Like most people, individuals with developmental disabilities such as autism continue to grow and change over time, Shattuck explains: "Their development is not frozen in time and forever the same. That's just not the case."

The paper reported on changes in broad categories of typical autistic symptoms: impaired verbal and nonverbal communication, impaired social interaction, and repetitive behaviors. Within those broad categories, changes across 32 specific symptoms - ranging from reciprocal conversation and interest in people to compulsions and rituals - were measured. Also examined were broader maladaptive behaviors such as aggression and self-injury that are not specific to autism. Across all categories, the proportion of study participants who improved was larger than the proportion that worsened.

Of those in the study, 69 percent were also classified as having mental retardation.

"Not everyone on the autism spectrum is mentally retarded," Shattuck says, "but being mentally retarded reduces the likelihood of improvement for many symptoms."

Why some in the sample improved is being investigated as part of the ongoing study, according to Shattuck.

"Our study demonstrates that significant changes are occurring," he explains. "But in terms of the underlying biological mechanisms, we don't yet know what's going on."

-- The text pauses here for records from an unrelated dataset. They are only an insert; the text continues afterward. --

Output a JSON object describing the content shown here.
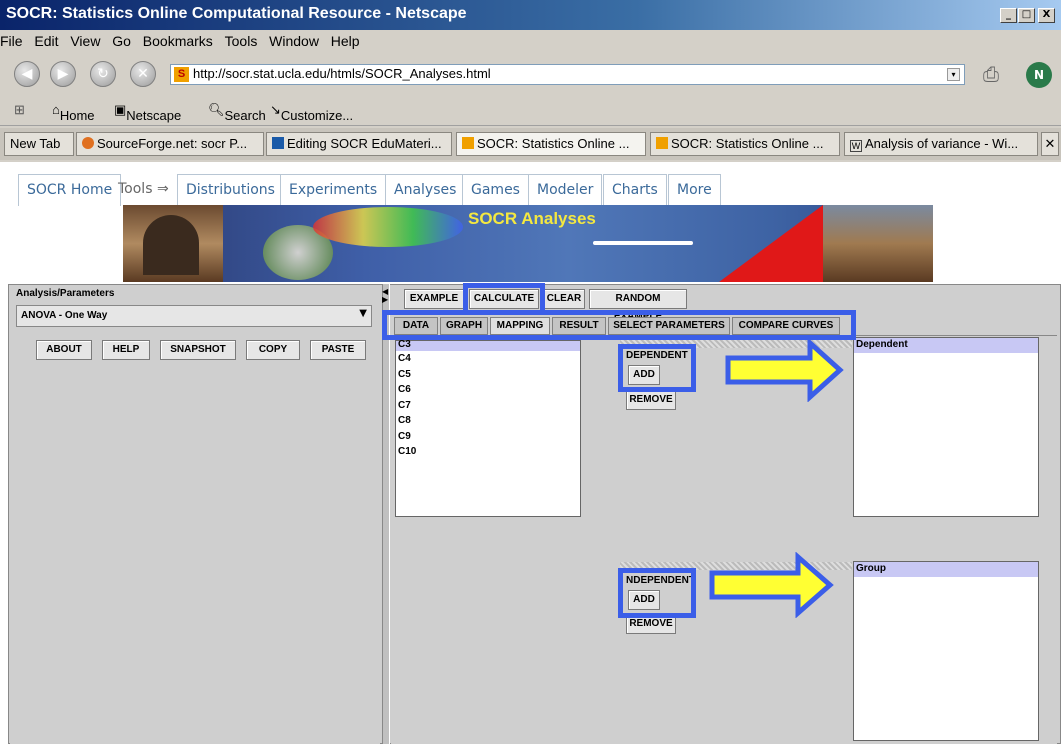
{
  "window": {
    "title": "SOCR: Statistics Online Computational Resource - Netscape",
    "controls": [
      "_",
      "□",
      "X"
    ]
  },
  "menu": [
    "File",
    "Edit",
    "View",
    "Go",
    "Bookmarks",
    "Tools",
    "Window",
    "Help"
  ],
  "nav": {
    "url": "http://socr.stat.ucla.edu/htmls/SOCR_Analyses.html"
  },
  "personal_toolbar": {
    "home": "Home",
    "netscape": "Netscape",
    "search": "Search",
    "customize": "Customize..."
  },
  "browser_tabs": [
    "New Tab",
    "SourceForge.net: socr P...",
    "Editing SOCR EduMateri...",
    "SOCR: Statistics Online ...",
    "SOCR: Statistics Online ...",
    "Analysis of variance - Wi..."
  ],
  "site_nav": {
    "home": "SOCR Home",
    "tools_label": "Tools ⇒",
    "items": [
      "Distributions",
      "Experiments",
      "Analyses",
      "Games",
      "Modeler",
      "Charts",
      "More"
    ]
  },
  "banner": {
    "title": "SOCR Analyses"
  },
  "left_panel": {
    "section_label": "Analysis/Parameters",
    "analysis_selected": "ANOVA - One Way",
    "buttons": [
      "ABOUT",
      "HELP",
      "SNAPSHOT",
      "COPY",
      "PASTE"
    ]
  },
  "toolbar_buttons": [
    "EXAMPLE",
    "CALCULATE",
    "CLEAR",
    "RANDOM EXAMPLE"
  ],
  "tabs": [
    "DATA",
    "GRAPH",
    "MAPPING",
    "RESULT",
    "SELECT PARAMETERS",
    "COMPARE CURVES"
  ],
  "selected_tab": "MAPPING",
  "variables": [
    "C3",
    "C4",
    "C5",
    "C6",
    "C7",
    "C8",
    "C9",
    "C10"
  ],
  "dependent": {
    "label": "DEPENDENT",
    "add": "ADD",
    "remove": "REMOVE",
    "list_header": "Dependent"
  },
  "independent": {
    "label": "NDEPENDENT",
    "add": "ADD",
    "remove": "REMOVE",
    "list_header": "Group"
  },
  "colors": {
    "highlight_border": "#3b5ee8",
    "arrow_fill": "#ffff33",
    "list_header": "#c8c8f4"
  }
}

'/>"/>

Contact: Paul T. Shattuck
pshattuck@wustl.edu
314-935-7570
University of Wisconsin-Madison
Source:Eurekalert

Related medicine news :

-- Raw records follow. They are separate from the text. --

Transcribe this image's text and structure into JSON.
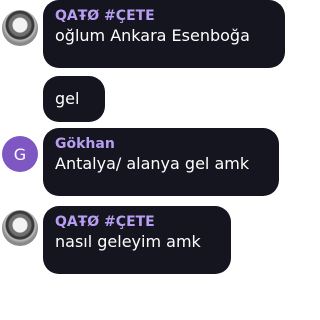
{
  "messages": [
    {
      "sender": "QAŦØ #ÇETE",
      "text": "oğlum Ankara Esenboğa",
      "avatar": "photo"
    },
    {
      "sender": "",
      "text": "gel",
      "avatar": ""
    },
    {
      "sender": "Gökhan",
      "text": "Antalya/ alanya gel amk",
      "avatar": "G"
    },
    {
      "sender": "QAŦØ #ÇETE",
      "text": "nasıl geleyim amk",
      "avatar": "photo"
    }
  ],
  "colors": {
    "bubble": "#151520",
    "sender": "#b89ef2",
    "avatar_letter_bg": "#7e57c2"
  }
}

1. Rural Canadians travel far for specialists: study
2. A new study surpasses Gene Therapy Hurdle
3. Tomato Sauce reduces Cancer Risk- Study
4. A question on study of Adult Stem Cell
5. Study on obesity and heart failure
6. National Lung Study in the process
7. Marijuana gateway theory strengthened by study of twins
8. Old theory of adaptation confirmed by new study
9. Study casts doubt on keyboard ills
10. Gene study links endometriosis, infertility
11. Study reveals how stress can make you sick
Post Your Comments:
*Name:
*Comment:
*Email:
(Date:6/27/2016)... ... ... TherapySites, the leading website and online marketing ... Association. This new relationship allows TherapySites to continue to extend their online ... and promotional offers. , "TCA is extremely excited about this new partnership, as ...
(Date:6/27/2016)... ... June 27, 2016 , ... TopConsumerReviews.com recently awarded their highest five-star rating to ... of individuals in the United States and Canada wear eyeglasses. Once considered to be ... vision and make a fashion statement. Even celebrities use glasses as a way of ...
(Date:6/26/2016)... ... ... Pixel Film Studios Released ProSlice Levels, a Media Slicing Effect Plugin ... whole new perspective by using the title layers in ProSlice Levels to split-up ... Levels contains over 30 Different presets to choose from. FCPX users can ...
(Date:6/26/2016)... ... June 26, 2016 , ... Many women are ... with endometriosis. These women need a treatment plan to not only alleviate symptoms ... can help for preservation of fertility and ultimately achieving a pregnancy. The specialists ...
(Date:6/25/2016)... ... ... temporary closing of Bruton Memorial Library on June 21 due to a possible lice infestation, ... aspect of head lice: the parasite’s ability to live away from a human host, and ... necessary one in the event that lice have simply gotten out of control. , As ...
Breaking Medicine News(10 mins):
(Date:6/23/2016)... , June 23, 2016 Roche (SIX: ... 510(k) clearance for its Elecsys BRAHMS PCT (procalcitonin) assay ... sepsis or septic shock. With this clearance, Roche is ... a fully integrated solution for sepsis risk assessment and ... with bacterial infection and PCT levels in blood can ...
(Date:6/23/2016)... , June 23, 2016 Bracket , ... launch its next generation clinical outcomes platform, Bracket eCOA (SM) ... held on June 26 – 30, 2016 in ... first electronic Clinical Outcome Assessment product of its kind to ... #715. Bracket eCOA 6.0 is a flexible platform ...
(Date:6/23/2016)... LONDON , June 23, 2016 ... environments  Oticon , industry leaders in ... the launch of Oticon Opn ™, the world,s ... world of possibilities for IoT devices.      ... Opn, Oticon introduces a number of ,world firsts,: ...
Breaking Medicine Technology: